__WORK REQUEST__.
Keep the images out and copy every entry below exactly.

━━━━━ THE RECORDS

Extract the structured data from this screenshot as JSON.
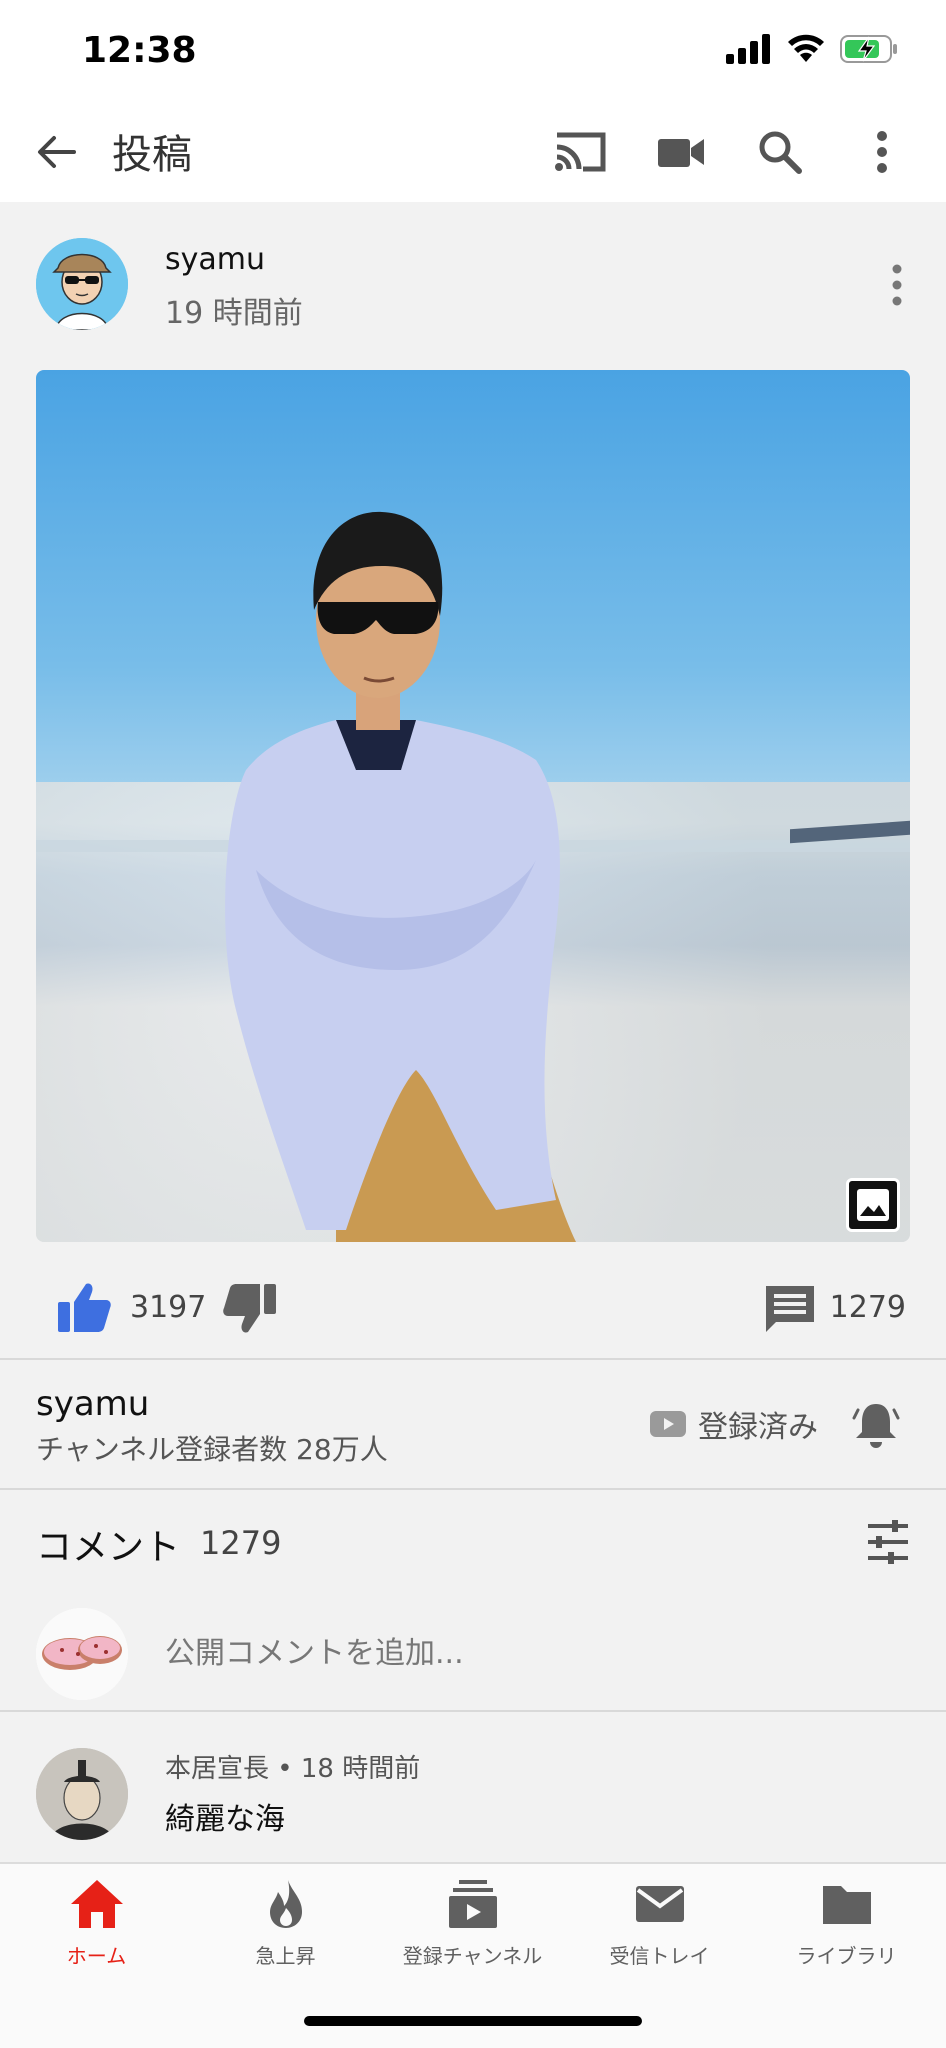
{
  "status_bar": {
    "time": "12:38"
  },
  "app_bar": {
    "title": "投稿"
  },
  "post": {
    "author": "syamu",
    "time_ago": "19 時間前",
    "likes": "3197",
    "comments_count": "1279"
  },
  "channel": {
    "name": "syamu",
    "subscribers": "チャンネル登録者数 28万人",
    "subscribe_status": "登録済み"
  },
  "comments": {
    "label": "コメント",
    "count": "1279",
    "add_placeholder": "公開コメントを追加...",
    "items": [
      {
        "author_time": "本居宣長 • 18 時間前",
        "text": "綺麗な海"
      }
    ]
  },
  "bottom_nav": {
    "items": [
      {
        "label": "ホーム",
        "icon": "home-icon",
        "active": true
      },
      {
        "label": "急上昇",
        "icon": "flame-icon",
        "active": false
      },
      {
        "label": "登録チャンネル",
        "icon": "subscriptions-icon",
        "active": false
      },
      {
        "label": "受信トレイ",
        "icon": "mail-icon",
        "active": false
      },
      {
        "label": "ライブラリ",
        "icon": "folder-icon",
        "active": false
      }
    ]
  },
  "colors": {
    "accent": "#e62117",
    "like_blue": "#3e6fe0",
    "icon_gray": "#606060"
  }
}
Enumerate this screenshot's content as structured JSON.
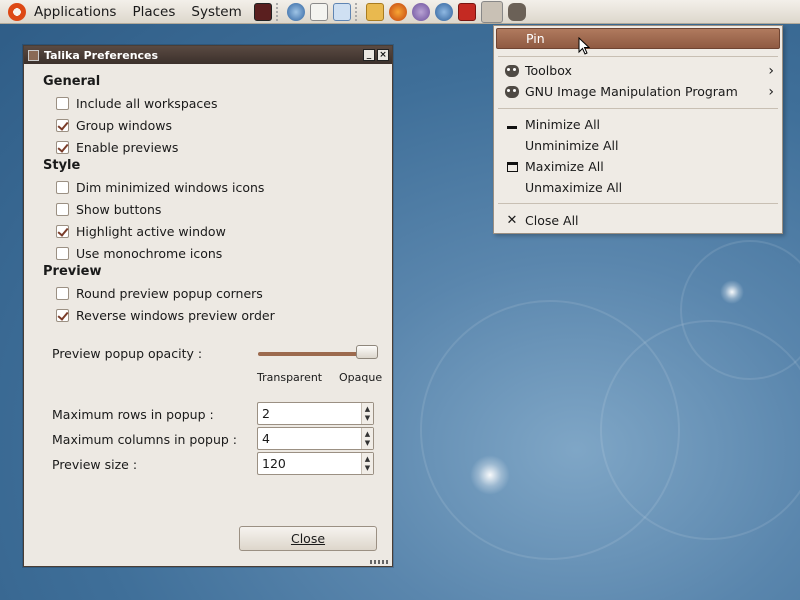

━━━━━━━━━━

__RESPONSE FOR THIS EXERCISE__.
Extract the structured data from this screenshot as JSON.
{
  "status_bar": {
    "time": "12:38"
  },
  "app_bar": {
    "title": "投稿"
  },
  "post": {
    "author": "syamu",
    "time_ago": "19 時間前",
    "likes": "3197",
    "comments_count": "1279"
  },
  "channel": {
    "name": "syamu",
    "subscribers": "チャンネル登録者数 28万人",
    "subscribe_status": "登録済み"
  },
  "comments": {
    "label": "コメント",
    "count": "1279",
    "add_placeholder": "公開コメントを追加...",
    "items": [
      {
        "author_time": "本居宣長 • 18 時間前",
        "text": "綺麗な海"
      }
    ]
  },
  "bottom_nav": {
    "items": [
      {
        "label": "ホーム",
        "icon": "home-icon",
        "active": true
      },
      {
        "label": "急上昇",
        "icon": "flame-icon",
        "active": false
      },
      {
        "label": "登録チャンネル",
        "icon": "subscriptions-icon",
        "active": false
      },
      {
        "label": "受信トレイ",
        "icon": "mail-icon",
        "active": false
      },
      {
        "label": "ライブラリ",
        "icon": "folder-icon",
        "active": false
      }
    ]
  },
  "colors": {
    "accent": "#e62117",
    "like_blue": "#3e6fe0",
    "icon_gray": "#606060"
  }
}
Enumerate this screenshot's content as structured JSON.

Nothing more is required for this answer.